Trailer for The François Vase
The François Vase is a collaboration between visual artist Gabriela Vainsencher and composer Daniel Fox. The work retells the Greek myth of the labyrinth from the Minotaur’s perspective. The use of dance was inspired by the ritualistic coming-of-age dances performed by Greek girls and boys outside the site of the labyrinth and the theory that Ariadne’s thread is actually a symbol for a dance. The video features Green Chair Dance Group and the score is performed by the Momenta Quartet.
Program notes by Vainsencher and Fox
The François Vase
The opening melody twists and turns around itself like a labyrinth, generating a fugue. Traditional fugal treatment is enriched with spatial fragmentation in which the natural melodic lines are scattered between the instruments.
Act I: The Minotaur in The Labyrinth
When Vainsencher first saw dancer Hannah de Keijzer at a rehearsal, she was on the floor, folding and unfolding her body like a fiddlehead into a fern, and back. This became the basis for The Minotaur’s birth. De Keijzer expanded the choreography with movements inspired by footage of calves being born and taking their first steps.

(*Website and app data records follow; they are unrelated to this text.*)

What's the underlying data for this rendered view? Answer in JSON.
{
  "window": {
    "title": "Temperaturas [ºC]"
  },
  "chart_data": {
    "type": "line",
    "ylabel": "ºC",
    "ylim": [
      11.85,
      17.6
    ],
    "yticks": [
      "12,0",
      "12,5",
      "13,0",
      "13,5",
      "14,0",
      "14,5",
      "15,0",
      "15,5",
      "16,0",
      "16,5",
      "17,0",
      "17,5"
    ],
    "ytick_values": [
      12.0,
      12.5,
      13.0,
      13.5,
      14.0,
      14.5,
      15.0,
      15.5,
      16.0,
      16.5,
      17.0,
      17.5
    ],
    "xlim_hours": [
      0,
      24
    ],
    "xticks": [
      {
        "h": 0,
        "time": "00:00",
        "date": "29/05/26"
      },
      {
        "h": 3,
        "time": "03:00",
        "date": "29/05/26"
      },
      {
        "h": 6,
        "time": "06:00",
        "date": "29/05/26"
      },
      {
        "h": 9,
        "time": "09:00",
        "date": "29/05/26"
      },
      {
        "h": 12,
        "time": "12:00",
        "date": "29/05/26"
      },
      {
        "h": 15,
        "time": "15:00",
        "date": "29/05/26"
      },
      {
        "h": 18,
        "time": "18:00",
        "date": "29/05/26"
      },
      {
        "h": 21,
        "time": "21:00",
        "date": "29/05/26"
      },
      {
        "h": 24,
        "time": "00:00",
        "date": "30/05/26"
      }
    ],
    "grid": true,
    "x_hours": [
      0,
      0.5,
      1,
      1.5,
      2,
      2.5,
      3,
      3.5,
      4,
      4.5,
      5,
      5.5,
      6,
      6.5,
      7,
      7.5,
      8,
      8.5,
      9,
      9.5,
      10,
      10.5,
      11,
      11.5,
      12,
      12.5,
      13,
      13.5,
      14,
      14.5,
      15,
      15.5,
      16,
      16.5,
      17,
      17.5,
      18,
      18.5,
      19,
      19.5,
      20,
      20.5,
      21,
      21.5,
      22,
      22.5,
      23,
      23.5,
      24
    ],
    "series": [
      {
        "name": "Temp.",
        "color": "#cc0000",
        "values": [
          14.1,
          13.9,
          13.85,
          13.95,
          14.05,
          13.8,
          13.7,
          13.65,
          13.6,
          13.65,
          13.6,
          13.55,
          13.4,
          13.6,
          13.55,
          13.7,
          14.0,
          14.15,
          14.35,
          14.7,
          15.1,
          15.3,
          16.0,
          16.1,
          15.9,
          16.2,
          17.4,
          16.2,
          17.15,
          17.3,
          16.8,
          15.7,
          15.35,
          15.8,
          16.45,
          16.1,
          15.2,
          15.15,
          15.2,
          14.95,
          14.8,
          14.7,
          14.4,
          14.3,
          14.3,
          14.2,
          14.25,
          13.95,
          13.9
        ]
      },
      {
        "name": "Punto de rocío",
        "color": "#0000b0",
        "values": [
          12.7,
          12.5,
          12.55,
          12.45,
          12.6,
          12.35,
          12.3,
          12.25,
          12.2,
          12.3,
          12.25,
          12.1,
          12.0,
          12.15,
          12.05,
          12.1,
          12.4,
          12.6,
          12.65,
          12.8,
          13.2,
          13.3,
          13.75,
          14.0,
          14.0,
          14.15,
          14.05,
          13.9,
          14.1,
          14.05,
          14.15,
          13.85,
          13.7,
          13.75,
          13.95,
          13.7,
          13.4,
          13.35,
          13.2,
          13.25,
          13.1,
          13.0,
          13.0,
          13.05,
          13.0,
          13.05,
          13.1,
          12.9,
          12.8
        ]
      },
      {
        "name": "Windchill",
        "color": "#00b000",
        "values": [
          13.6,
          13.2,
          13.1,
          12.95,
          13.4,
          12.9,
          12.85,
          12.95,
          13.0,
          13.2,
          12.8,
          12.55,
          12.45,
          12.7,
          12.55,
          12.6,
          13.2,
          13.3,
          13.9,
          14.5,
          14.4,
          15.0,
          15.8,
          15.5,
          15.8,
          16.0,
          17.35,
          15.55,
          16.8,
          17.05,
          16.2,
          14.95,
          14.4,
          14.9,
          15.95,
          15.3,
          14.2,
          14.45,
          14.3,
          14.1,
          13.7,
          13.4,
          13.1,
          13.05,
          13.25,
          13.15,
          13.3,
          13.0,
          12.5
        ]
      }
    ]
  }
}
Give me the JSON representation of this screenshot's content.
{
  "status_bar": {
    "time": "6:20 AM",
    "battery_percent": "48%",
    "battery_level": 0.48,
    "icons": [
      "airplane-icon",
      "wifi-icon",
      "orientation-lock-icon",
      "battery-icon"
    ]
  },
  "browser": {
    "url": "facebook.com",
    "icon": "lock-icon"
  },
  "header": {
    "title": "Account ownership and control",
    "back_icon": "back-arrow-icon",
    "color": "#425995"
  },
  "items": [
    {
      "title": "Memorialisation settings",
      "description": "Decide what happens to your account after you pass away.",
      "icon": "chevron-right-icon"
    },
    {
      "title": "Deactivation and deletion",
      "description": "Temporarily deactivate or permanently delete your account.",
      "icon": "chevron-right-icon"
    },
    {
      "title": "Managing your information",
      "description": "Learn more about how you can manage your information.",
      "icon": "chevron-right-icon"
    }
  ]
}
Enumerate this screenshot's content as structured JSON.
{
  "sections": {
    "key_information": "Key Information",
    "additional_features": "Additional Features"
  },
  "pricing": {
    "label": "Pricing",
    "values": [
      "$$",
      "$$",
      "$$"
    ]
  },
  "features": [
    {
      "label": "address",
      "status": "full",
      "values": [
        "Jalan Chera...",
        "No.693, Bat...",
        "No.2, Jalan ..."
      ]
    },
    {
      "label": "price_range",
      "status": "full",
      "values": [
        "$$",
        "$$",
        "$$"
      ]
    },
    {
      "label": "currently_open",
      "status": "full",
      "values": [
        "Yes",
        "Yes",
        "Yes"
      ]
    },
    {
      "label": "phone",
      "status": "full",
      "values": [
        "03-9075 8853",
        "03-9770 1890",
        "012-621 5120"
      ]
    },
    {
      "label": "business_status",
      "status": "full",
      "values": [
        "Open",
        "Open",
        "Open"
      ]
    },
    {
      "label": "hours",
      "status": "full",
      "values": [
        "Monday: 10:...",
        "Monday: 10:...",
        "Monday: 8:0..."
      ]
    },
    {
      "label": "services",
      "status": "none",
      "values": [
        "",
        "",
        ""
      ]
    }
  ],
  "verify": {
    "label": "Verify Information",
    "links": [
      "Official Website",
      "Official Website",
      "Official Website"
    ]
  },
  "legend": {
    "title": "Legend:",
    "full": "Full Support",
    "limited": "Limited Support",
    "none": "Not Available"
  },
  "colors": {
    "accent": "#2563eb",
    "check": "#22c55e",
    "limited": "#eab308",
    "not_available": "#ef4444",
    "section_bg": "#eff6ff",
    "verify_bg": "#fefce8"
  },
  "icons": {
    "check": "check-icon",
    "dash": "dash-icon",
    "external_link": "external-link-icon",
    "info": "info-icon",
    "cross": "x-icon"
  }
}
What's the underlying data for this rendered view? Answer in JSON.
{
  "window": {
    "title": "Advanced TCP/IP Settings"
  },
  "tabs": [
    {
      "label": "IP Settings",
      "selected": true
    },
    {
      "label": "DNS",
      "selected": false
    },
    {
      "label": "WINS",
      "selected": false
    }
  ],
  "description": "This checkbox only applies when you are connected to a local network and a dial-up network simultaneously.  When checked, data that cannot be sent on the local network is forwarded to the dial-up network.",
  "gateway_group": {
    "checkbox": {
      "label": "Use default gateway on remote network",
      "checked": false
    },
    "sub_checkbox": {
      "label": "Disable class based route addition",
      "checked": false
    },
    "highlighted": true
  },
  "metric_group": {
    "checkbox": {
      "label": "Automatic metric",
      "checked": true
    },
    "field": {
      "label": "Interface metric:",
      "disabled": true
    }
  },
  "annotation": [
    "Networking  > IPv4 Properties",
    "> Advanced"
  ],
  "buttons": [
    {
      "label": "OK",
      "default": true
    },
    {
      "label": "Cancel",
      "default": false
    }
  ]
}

Acts II & III: Ariadne’s Thread & Ariadne and Theseus in The Labyrinth
In the first scene of this act, Ariadne teaches Theseus the layout of the labyrinth in the form of a dance. For the second scene one dancer is traversing the labyrinth and the other dancer is the labyrinth. The music flows continuously over Acts I, II, & III of the video until the melodic subject is fully unwound and rises up into the stratosphere.
Act IV: The Slaying of The Minotaur
In the Greek myth, Theseus slays the Minotaur by himself and then finds his way out of the labyrinth using Ariadne’s thread. Here, the thread is interpreted as a coming-of-age ritual—a dance—that communicates spatial knowledge through the body’s movement. The slaying is associated with the sexual act and is impossible without Ariadne’s complicity.
The music of Act III relies upon one of the rhythms used in the flamenco bulerías, a natural cultural depot to draw upon for an act focused on the taurus. The fast pulse and close canons invoke the echo of running footsteps in the labyrinth. The chase is disrupted by outbursts and guttural struggles.
No sooner has Theseus killed Ariadne’s half brother and whisked her off towards the sunset, than he abandons her on the island of Naxos and sails away. Act IV imagines the breakup as an ancient curse that dooms its victims to relive the worst moments of their relationship and destroys even the happy memories.
The screen is divided into three layers, recalling the visual and narrative polyphony of the registers that adorn the original François Vase. The rising melodic line that ended Act II now falls down upon itself, over and over again, in a polyrhythmic texture.
Appearing in this act as themselves, Green Chair Dance Group reenact the shattering of the Greek vase at the hands of a museum employee. The dancers are seen moving slowly, in real time. The music for Act V revisits the theme of fragmentation. Translucent harmonies move in and out of focus and eventually, quietly, shatter.